“Busy as a bee” seems like just another phrase—until you spend time tracking each tiny insect’s flight pattern. UW-Madison graduate student Jeremy Hemberger is doing just that, and his work as a member of Entomology Professor Claudio Gratton’s lab will help farmers sustainably optimize crop production.
Seventy percent of crops worldwide benefit from insect pollination, and bees are the best pollinators in the insect kingdom. Currently many farmers rent honeybees for their crops, but honeybees are a non-native species in Madison and many other parts of the world—which makes them expensive to procure, unlike the indigenous bumblebee. By tagging bumblebees with minuscule radio frequency identification (RFID) tags, Hemberger is learning how much time colonies spend foraging for food in various habitats in and around the Madison area.

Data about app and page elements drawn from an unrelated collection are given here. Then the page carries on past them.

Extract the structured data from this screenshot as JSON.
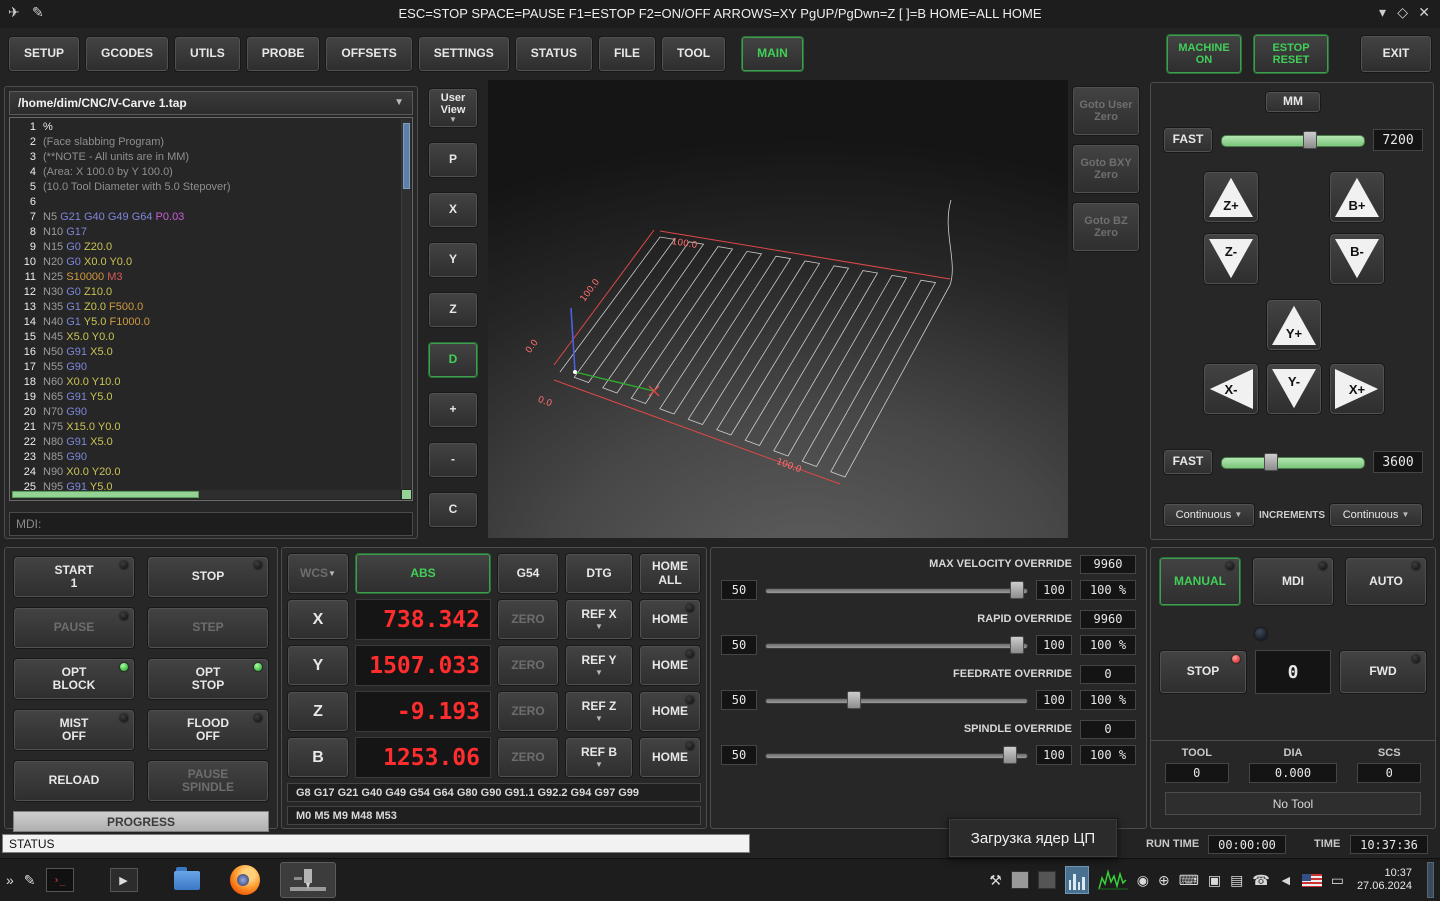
{
  "titlebar": {
    "title": "ESC=STOP SPACE=PAUSE F1=ESTOP F2=ON/OFF ARROWS=XY PgUP/PgDwn=Z [ ]=B HOME=ALL HOME"
  },
  "tabs": {
    "items": [
      "SETUP",
      "GCODES",
      "UTILS",
      "PROBE",
      "OFFSETS",
      "SETTINGS",
      "STATUS",
      "FILE",
      "TOOL",
      "MAIN"
    ],
    "active": "MAIN",
    "machine_on": "MACHINE\nON",
    "estop_reset": "ESTOP\nRESET",
    "exit": "EXIT"
  },
  "gcode": {
    "path": "/home/dim/CNC/V-Carve 1.tap",
    "mdi_label": "MDI:",
    "lines": [
      "%",
      "(Face slabbing Program)",
      "(**NOTE - All units are in MM)",
      "(Area: X 100.0 by Y 100.0)",
      "(10.0 Tool Diameter with 5.0 Stepover)",
      "",
      "N5 G21 G40 G49 G64 P0.03",
      "N10 G17",
      "N15 G0 Z20.0",
      "N20 G0 X0.0 Y0.0",
      "N25 S10000 M3",
      "N30 G0 Z10.0",
      "N35 G1 Z0.0 F500.0",
      "N40 G1 Y5.0 F1000.0",
      "N45 X5.0 Y0.0",
      "N50 G91 X5.0",
      "N55 G90",
      "N60 X0.0 Y10.0",
      "N65 G91 Y5.0",
      "N70 G90",
      "N75 X15.0 Y0.0",
      "N80 G91 X5.0",
      "N85 G90",
      "N90 X0.0 Y20.0",
      "N95 G91 Y5.0"
    ]
  },
  "view": {
    "user_view": "User\nView",
    "buttons": [
      "P",
      "X",
      "Y",
      "Z",
      "D",
      "+",
      "-",
      "C"
    ],
    "active": "D"
  },
  "goto_buttons": [
    "Goto User Zero",
    "Goto BXY Zero",
    "Goto BZ Zero"
  ],
  "preview": {
    "dim_top": "100.0",
    "dim_left": "100.0",
    "dim_bottom": "100.0",
    "zero_1": "0.0",
    "zero_2": "0.0"
  },
  "jog": {
    "units": "MM",
    "fast_top": {
      "label": "FAST",
      "value": "7200",
      "slider": 62
    },
    "fast_bottom": {
      "label": "FAST",
      "value": "3600",
      "slider": 35
    },
    "buttons": [
      {
        "label": "Z+",
        "dir": "up"
      },
      {
        "label": "B+",
        "dir": "up"
      },
      {
        "label": "Z-",
        "dir": "down"
      },
      {
        "label": "B-",
        "dir": "down"
      },
      {
        "label": "Y+",
        "dir": "up"
      },
      {
        "label": "X-",
        "dir": "left"
      },
      {
        "label": "Y-",
        "dir": "down"
      },
      {
        "label": "X+",
        "dir": "right"
      }
    ],
    "continuous_left": "Continuous",
    "increments_label": "INCREMENTS",
    "continuous_right": "Continuous"
  },
  "machine": {
    "buttons": [
      {
        "label": "START\n1",
        "led": "off"
      },
      {
        "label": "STOP",
        "led": "off"
      },
      {
        "label": "PAUSE",
        "led": "off",
        "disabled": true
      },
      {
        "label": "STEP",
        "disabled": true
      },
      {
        "label": "OPT\nBLOCK",
        "led": "green"
      },
      {
        "label": "OPT\nSTOP",
        "led": "green"
      },
      {
        "label": "MIST\nOFF",
        "led": "off"
      },
      {
        "label": "FLOOD\nOFF",
        "led": "off"
      },
      {
        "label": "RELOAD"
      },
      {
        "label": "PAUSE\nSPINDLE",
        "disabled": true
      }
    ],
    "progress_label": "PROGRESS"
  },
  "dro": {
    "header": {
      "wcs": "WCS",
      "abs": "ABS",
      "g54": "G54",
      "dtg": "DTG",
      "home_all": "HOME ALL"
    },
    "zero_label": "ZERO",
    "home_label": "HOME",
    "axes": [
      {
        "axis": "X",
        "value": "738.342",
        "ref": "REF X"
      },
      {
        "axis": "Y",
        "value": "1507.033",
        "ref": "REF Y"
      },
      {
        "axis": "Z",
        "value": "-9.193",
        "ref": "REF Z"
      },
      {
        "axis": "B",
        "value": "1253.06",
        "ref": "REF B"
      }
    ],
    "gcodes_line": "G8 G17 G21 G40 G49 G54 G64 G80 G90 G91.1 G92.2 G94 G97 G99",
    "mcodes_line": "M0 M5 M9 M48 M53"
  },
  "overrides": [
    {
      "label": "MAX VELOCITY OVERRIDE",
      "value": "9960",
      "min": "50",
      "max": "100",
      "percent": "100 %",
      "slider": 96
    },
    {
      "label": "RAPID OVERRIDE",
      "value": "9960",
      "min": "50",
      "max": "100",
      "percent": "100 %",
      "slider": 96
    },
    {
      "label": "FEEDRATE OVERRIDE",
      "value": "0",
      "min": "50",
      "max": "100",
      "percent": "100 %",
      "slider": 34
    },
    {
      "label": "SPINDLE OVERRIDE",
      "value": "0",
      "min": "50",
      "max": "100",
      "percent": "100 %",
      "slider": 93
    }
  ],
  "modes": {
    "items": [
      {
        "label": "MANUAL",
        "active": true,
        "led": "off"
      },
      {
        "label": "MDI",
        "led": "off"
      },
      {
        "label": "AUTO",
        "led": "off"
      }
    ],
    "spindle": {
      "stop": "STOP",
      "value": "0",
      "fwd": "FWD"
    },
    "tool": {
      "headers": [
        "TOOL",
        "DIA",
        "SCS"
      ],
      "values": [
        "0",
        "0.000",
        "0"
      ],
      "status": "No Tool"
    }
  },
  "statusbar": {
    "status": "STATUS",
    "run_time_label": "RUN TIME",
    "run_time": "00:00:00",
    "time_label": "TIME",
    "time": "10:37:36"
  },
  "taskbar": {
    "tooltip": "Загрузка ядер ЦП",
    "clock_time": "10:37",
    "clock_date": "27.06.2024",
    "left_icons": [
      {
        "name": "chevrons-icon",
        "kind": "glyph",
        "glyph": "»"
      },
      {
        "name": "pin-icon",
        "kind": "glyph",
        "glyph": "✎"
      },
      {
        "name": "terminal-app-icon",
        "kind": "terminal",
        "glyph": "›_"
      },
      {
        "name": "run-app-icon",
        "kind": "run",
        "glyph": "▶"
      },
      {
        "name": "file-manager-icon",
        "kind": "folder"
      },
      {
        "name": "firefox-icon",
        "kind": "firefox"
      },
      {
        "name": "cnc-app-icon",
        "kind": "cnc",
        "active": true
      }
    ],
    "tray_icons": [
      {
        "name": "mill-tool-icon",
        "kind": "glyph",
        "glyph": "⚒"
      },
      {
        "name": "workspace-1-icon",
        "kind": "ws",
        "tone": "#9a9a9a"
      },
      {
        "name": "workspace-2-icon",
        "kind": "ws",
        "tone": "#555555"
      },
      {
        "name": "cpu-load-icon",
        "kind": "cpu",
        "active": true
      },
      {
        "name": "network-graph-icon",
        "kind": "graph"
      },
      {
        "name": "bell-icon",
        "kind": "glyph",
        "glyph": "◉"
      },
      {
        "name": "updates-icon",
        "kind": "glyph",
        "glyph": "⊕"
      },
      {
        "name": "keyboard-icon",
        "kind": "glyph",
        "glyph": "⌨"
      },
      {
        "name": "remote-icon",
        "kind": "glyph",
        "glyph": "▣"
      },
      {
        "name": "clipboard-icon",
        "kind": "glyph",
        "glyph": "▤"
      },
      {
        "name": "phone-icon",
        "kind": "glyph",
        "glyph": "☎"
      },
      {
        "name": "volume-icon",
        "kind": "glyph",
        "glyph": "◄"
      },
      {
        "name": "keyboard-layout-flag",
        "kind": "flag"
      },
      {
        "name": "display-icon",
        "kind": "glyph",
        "glyph": "▭"
      }
    ]
  }
}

Hemberger’s investigations into the intersection of ecology, conservation, and entomology are helping him develop models and tools for farmers to implement. Even slight adjustments create more bee-friendly environments, significantly improving the pollination potential—and the yield— of crops across Wisconsin and arable land everywhere. As the world struggles to meet the dietary demands of a growing population, the best solution might be to start small.